The white paper cites a recent study published by the Journal of the American Medical Association (JAMA) which focused on clinical systems that facilitated certain medication errors, and challenges the view that CPOE systems help reduce medication errors.

The JAMA study came out at an important time when many organizations are making decisions about whether to invest in CPOE and other clinical IT systems. Despite their faults, many clinical informatics professionals still view CPOE systems as extremely useful and a major priority for their organizations, Capgemini Health said.

Clinical systems are not a 'magic bullet', Capgemini Health said in the paper, that automatically improve patient safety on their own; but they can produce very positive results when they are combined with core process changes.

Considering that many organizations are weighing the pros and cons of CPOE systems, as well as struggling with implementation of such systems, Capgemini Health said, the paper provides advice to providers on how to avoid pitfalls along the way:

  • Avoid buying a new set of software applications to replace what already exists, and instead focus on the applications that currently exist, being sure to implement them correctly.

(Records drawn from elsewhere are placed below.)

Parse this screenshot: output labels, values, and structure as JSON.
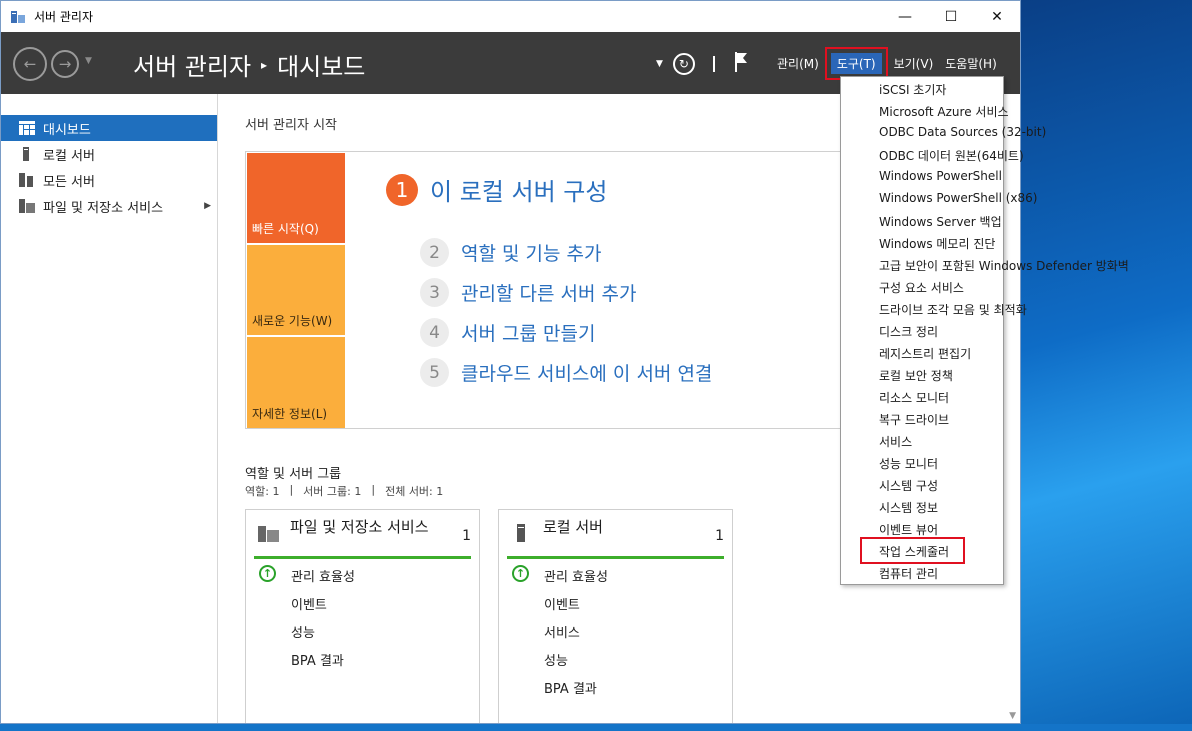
{
  "window": {
    "title": "서버 관리자"
  },
  "header": {
    "breadcrumb": [
      "서버 관리자",
      "대시보드"
    ],
    "separator": "▸",
    "menus": [
      {
        "label": "관리(M)",
        "active": false
      },
      {
        "label": "도구(T)",
        "active": true
      },
      {
        "label": "보기(V)",
        "active": false
      },
      {
        "label": "도움말(H)",
        "active": false
      }
    ]
  },
  "sidebar": {
    "items": [
      {
        "label": "대시보드",
        "icon": "dashboard-icon"
      },
      {
        "label": "로컬 서버",
        "icon": "server-icon"
      },
      {
        "label": "모든 서버",
        "icon": "servers-icon"
      },
      {
        "label": "파일 및 저장소 서비스",
        "icon": "storage-icon"
      }
    ]
  },
  "main": {
    "section_title": "서버 관리자 시작",
    "tiles": [
      "빠른 시작(Q)",
      "새로운 기능(W)",
      "자세한 정보(L)"
    ],
    "main_step": {
      "num": "1",
      "text": "이 로컬 서버 구성"
    },
    "steps": [
      {
        "num": "2",
        "text": "역할 및 기능 추가"
      },
      {
        "num": "3",
        "text": "관리할 다른 서버 추가"
      },
      {
        "num": "4",
        "text": "서버 그룹 만들기"
      },
      {
        "num": "5",
        "text": "클라우드 서비스에 이 서버 연결"
      }
    ],
    "roles_title": "역할 및 서버 그룹",
    "roles_stats": [
      "역할: 1",
      "|",
      "서버 그룹: 1",
      "|",
      "전체 서버: 1"
    ],
    "cards": [
      {
        "title": "파일 및 저장소 서비스",
        "count": "1",
        "rows": [
          "관리 효율성",
          "이벤트",
          "성능",
          "BPA 결과"
        ]
      },
      {
        "title": "로컬 서버",
        "count": "1",
        "rows": [
          "관리 효율성",
          "이벤트",
          "서비스",
          "성능",
          "BPA 결과"
        ]
      }
    ]
  },
  "tools_menu": {
    "items": [
      "iSCSI 초기자",
      "Microsoft Azure 서비스",
      "ODBC Data Sources (32-bit)",
      "ODBC 데이터 원본(64비트)",
      "Windows PowerShell",
      "Windows PowerShell (x86)",
      "Windows Server 백업",
      "Windows 메모리 진단",
      "고급 보안이 포함된 Windows Defender 방화벽",
      "구성 요소 서비스",
      "드라이브 조각 모음 및 최적화",
      "디스크 정리",
      "레지스트리 편집기",
      "로컬 보안 정책",
      "리소스 모니터",
      "복구 드라이브",
      "서비스",
      "성능 모니터",
      "시스템 구성",
      "시스템 정보",
      "이벤트 뷰어",
      "작업 스케줄러",
      "컴퓨터 관리"
    ],
    "highlighted": "작업 스케줄러"
  },
  "colors": {
    "accent": "#1f6fbe",
    "orange": "#f0652a",
    "amber": "#fbae3c",
    "highlight_box": "#e01020",
    "header_bg": "#3b3b3b"
  }
}
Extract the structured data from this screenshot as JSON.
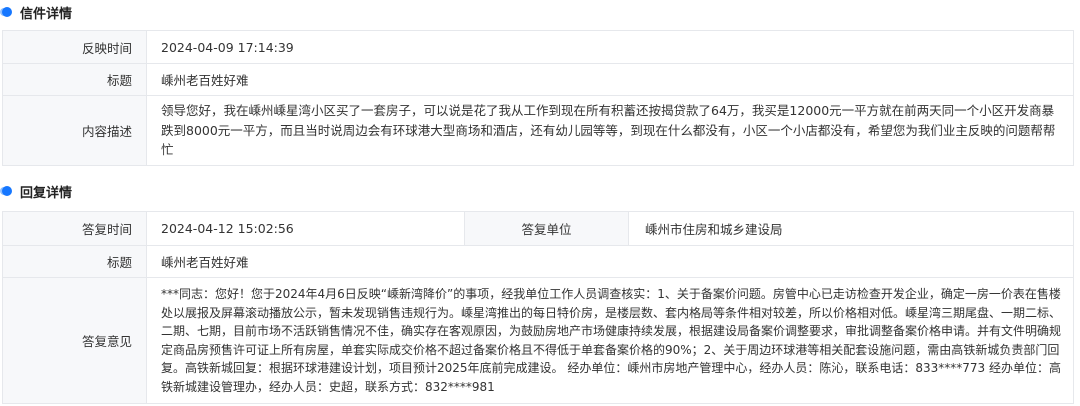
{
  "letter": {
    "section_title": "信件详情",
    "time_label": "反映时间",
    "time_value": "2024-04-09 17:14:39",
    "title_label": "标题",
    "title_value": "嵊州老百姓好难",
    "content_label": "内容描述",
    "content_value": "领导您好，我在嵊州嵊星湾小区买了一套房子，可以说是花了我从工作到现在所有积蓄还按揭贷款了64万，我买是12000元一平方就在前两天同一个小区开发商暴跌到8000元一平方，而且当时说周边会有环球港大型商场和酒店，还有幼儿园等等，到现在什么都没有，小区一个小店都没有，希望您为我们业主反映的问题帮帮忙"
  },
  "reply": {
    "section_title": "回复详情",
    "time_label": "答复时间",
    "time_value": "2024-04-12 15:02:56",
    "unit_label": "答复单位",
    "unit_value": "嵊州市住房和城乡建设局",
    "title_label": "标题",
    "title_value": "嵊州老百姓好难",
    "opinion_label": "答复意见",
    "opinion_value": "***同志：您好！您于2024年4月6日反映“嵊新湾降价”的事项，经我单位工作人员调查核实：1、关于备案价问题。房管中心已走访检查开发企业，确定一房一价表在售楼处以展报及屏幕滚动播放公示，暂未发现销售违规行为。嵊星湾推出的每日特价房，是楼层数、套内格局等条件相对较差，所以价格相对低。嵊星湾三期尾盘、一期二标、二期、七期，目前市场不活跃销售情况不佳，确实存在客观原因，为鼓励房地产市场健康持续发展，根据建设局备案价调整要求，审批调整备案价格申请。并有文件明确规定商品房预售许可证上所有房屋，单套实际成交价格不超过备案价格且不得低于单套备案价格的90%；2、关于周边环球港等相关配套设施问题，需由高铁新城负责部门回复。高铁新城回复：根据环球港建设计划，项目预计2025年底前完成建设。 经办单位：嵊州市房地产管理中心，经办人员：陈沁，联系电话：833****773 经办单位：高铁新城建设管理办，经办人员：史超，联系方式：832****981"
  },
  "colors": {
    "accent": "#1677ff",
    "label_bg": "#f7f8fa",
    "border": "#e6e8ec"
  }
}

  • Clinical systems implementation is not like ordinary IT projects, and represents an opportunity to transform the way care is given and the clinical outcomes that are achievable. Therefore, the executive leadership team must be involved at every level of the process to ensure project success.
  • Physicians will not automatically 'flock' to these new processes, but rather must be shown the benefits to their patient care, practices and time management.
  • Seize the opportunity to rethink the core processes by which work is done, instead of trying to automate ones that aren't working.
  • Health organizations will do well to leverage best practice models from within the industry for implementation of these systems.
  • During the transition phase to new clinical systems avoid workarounds, and be sure to fully execute the needed process changes so that more unforeseen errors do not occur.
  • None of the systems currently available will perfectly fit any organization, and therefore shortcomings should be expected and dealt with accordingly.
  • Use Failure Mode and Effects Analysis (FMEA) to avoid and reduce process errors; for example, flow-charting and foreseeing possible errors can help predict fixes even before the software goes live.
  • Organizations should be sure to agree on the expected benefits of clinical systems so that their success or failure can be accurately measured. The following key benefit categories are suggested to weigh benefits: patient outcomes, operational improvements, and satisfaction of users.